[Element data from apps and pages]
+ + + +
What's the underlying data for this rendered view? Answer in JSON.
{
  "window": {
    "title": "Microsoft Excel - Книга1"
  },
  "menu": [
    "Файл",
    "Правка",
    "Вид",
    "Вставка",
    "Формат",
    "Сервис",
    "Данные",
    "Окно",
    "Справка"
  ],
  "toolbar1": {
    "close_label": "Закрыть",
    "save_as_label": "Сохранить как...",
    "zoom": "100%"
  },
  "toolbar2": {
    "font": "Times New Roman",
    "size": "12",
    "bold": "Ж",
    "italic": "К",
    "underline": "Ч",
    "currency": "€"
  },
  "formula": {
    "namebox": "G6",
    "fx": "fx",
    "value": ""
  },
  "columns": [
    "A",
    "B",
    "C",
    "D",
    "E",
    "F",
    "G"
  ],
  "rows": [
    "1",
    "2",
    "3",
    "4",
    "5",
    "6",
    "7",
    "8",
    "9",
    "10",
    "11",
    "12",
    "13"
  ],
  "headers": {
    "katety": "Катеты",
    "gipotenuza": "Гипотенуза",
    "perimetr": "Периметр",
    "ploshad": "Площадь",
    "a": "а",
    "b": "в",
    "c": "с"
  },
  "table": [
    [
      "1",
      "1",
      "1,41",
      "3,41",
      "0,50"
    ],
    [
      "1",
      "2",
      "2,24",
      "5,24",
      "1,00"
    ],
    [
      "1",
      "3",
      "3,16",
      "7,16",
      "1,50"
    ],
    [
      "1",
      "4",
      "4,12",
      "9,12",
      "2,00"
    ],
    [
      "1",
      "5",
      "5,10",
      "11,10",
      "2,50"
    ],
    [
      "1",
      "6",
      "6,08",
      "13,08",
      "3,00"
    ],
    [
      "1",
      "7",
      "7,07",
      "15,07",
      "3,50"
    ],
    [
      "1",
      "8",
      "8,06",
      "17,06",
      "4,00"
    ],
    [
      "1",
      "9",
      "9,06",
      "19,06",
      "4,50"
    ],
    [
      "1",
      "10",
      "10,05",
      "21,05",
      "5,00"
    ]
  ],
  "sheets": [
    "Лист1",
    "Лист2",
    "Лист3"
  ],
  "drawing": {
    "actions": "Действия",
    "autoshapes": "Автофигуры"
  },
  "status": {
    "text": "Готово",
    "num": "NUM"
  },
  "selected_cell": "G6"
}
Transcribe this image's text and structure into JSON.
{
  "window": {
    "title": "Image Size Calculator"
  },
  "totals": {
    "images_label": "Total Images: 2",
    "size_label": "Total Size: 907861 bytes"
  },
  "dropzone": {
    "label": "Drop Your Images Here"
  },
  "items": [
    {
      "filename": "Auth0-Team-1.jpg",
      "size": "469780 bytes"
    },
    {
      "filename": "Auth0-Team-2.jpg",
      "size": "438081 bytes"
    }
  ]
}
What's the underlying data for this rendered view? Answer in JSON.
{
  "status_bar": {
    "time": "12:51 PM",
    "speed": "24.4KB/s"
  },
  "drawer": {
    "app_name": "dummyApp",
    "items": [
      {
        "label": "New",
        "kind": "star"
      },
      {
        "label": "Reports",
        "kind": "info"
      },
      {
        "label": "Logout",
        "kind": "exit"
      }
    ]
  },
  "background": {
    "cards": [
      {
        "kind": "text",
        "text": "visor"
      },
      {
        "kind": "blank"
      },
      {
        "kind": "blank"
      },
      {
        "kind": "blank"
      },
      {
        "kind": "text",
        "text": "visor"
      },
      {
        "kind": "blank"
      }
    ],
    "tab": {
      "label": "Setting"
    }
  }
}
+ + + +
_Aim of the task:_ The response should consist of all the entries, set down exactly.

_Your response:_
What's the underlying data for this rendered view? Answer in JSON.
{
  "window": {
    "title": "Microsoft Excel - Книга1"
  },
  "menu": [
    "Файл",
    "Правка",
    "Вид",
    "Вставка",
    "Формат",
    "Сервис",
    "Данные",
    "Окно",
    "Справка"
  ],
  "toolbar1": {
    "close_label": "Закрыть",
    "save_as_label": "Сохранить как...",
    "zoom": "100%"
  },
  "toolbar2": {
    "font": "Times New Roman",
    "size": "12",
    "bold": "Ж",
    "italic": "К",
    "underline": "Ч",
    "currency": "€"
  },
  "formula": {
    "namebox": "G6",
    "fx": "fx",
    "value": ""
  },
  "columns": [
    "A",
    "B",
    "C",
    "D",
    "E",
    "F",
    "G"
  ],
  "rows": [
    "1",
    "2",
    "3",
    "4",
    "5",
    "6",
    "7",
    "8",
    "9",
    "10",
    "11",
    "12",
    "13"
  ],
  "headers": {
    "katety": "Катеты",
    "gipotenuza": "Гипотенуза",
    "perimetr": "Периметр",
    "ploshad": "Площадь",
    "a": "а",
    "b": "в",
    "c": "с"
  },
  "table": [
    [
      "1",
      "1",
      "1,41",
      "3,41",
      "0,50"
    ],
    [
      "1",
      "2",
      "2,24",
      "5,24",
      "1,00"
    ],
    [
      "1",
      "3",
      "3,16",
      "7,16",
      "1,50"
    ],
    [
      "1",
      "4",
      "4,12",
      "9,12",
      "2,00"
    ],
    [
      "1",
      "5",
      "5,10",
      "11,10",
      "2,50"
    ],
    [
      "1",
      "6",
      "6,08",
      "13,08",
      "3,00"
    ],
    [
      "1",
      "7",
      "7,07",
      "15,07",
      "3,50"
    ],
    [
      "1",
      "8",
      "8,06",
      "17,06",
      "4,00"
    ],
    [
      "1",
      "9",
      "9,06",
      "19,06",
      "4,50"
    ],
    [
      "1",
      "10",
      "10,05",
      "21,05",
      "5,00"
    ]
  ],
  "sheets": [
    "Лист1",
    "Лист2",
    "Лист3"
  ],
  "drawing": {
    "actions": "Действия",
    "autoshapes": "Автофигуры"
  },
  "status": {
    "text": "Готово",
    "num": "NUM"
  },
  "selected_cell": "G6"
}
Transcribe this image's text and structure into JSON.
{
  "window": {
    "title": "Image Size Calculator"
  },
  "totals": {
    "images_label": "Total Images: 2",
    "size_label": "Total Size: 907861 bytes"
  },
  "dropzone": {
    "label": "Drop Your Images Here"
  },
  "items": [
    {
      "filename": "Auth0-Team-1.jpg",
      "size": "469780 bytes"
    },
    {
      "filename": "Auth0-Team-2.jpg",
      "size": "438081 bytes"
    }
  ]
}
What's the underlying data for this rendered view? Answer in JSON.
{
  "status_bar": {
    "time": "12:51 PM",
    "speed": "24.4KB/s"
  },
  "drawer": {
    "app_name": "dummyApp",
    "items": [
      {
        "label": "New",
        "kind": "star"
      },
      {
        "label": "Reports",
        "kind": "info"
      },
      {
        "label": "Logout",
        "kind": "exit"
      }
    ]
  },
  "background": {
    "cards": [
      {
        "kind": "text",
        "text": "visor"
      },
      {
        "kind": "blank"
      },
      {
        "kind": "blank"
      },
      {
        "kind": "blank"
      },
      {
        "kind": "text",
        "text": "visor"
      },
      {
        "kind": "blank"
      }
    ],
    "tab": {
      "label": "Setting"
    }
  }
}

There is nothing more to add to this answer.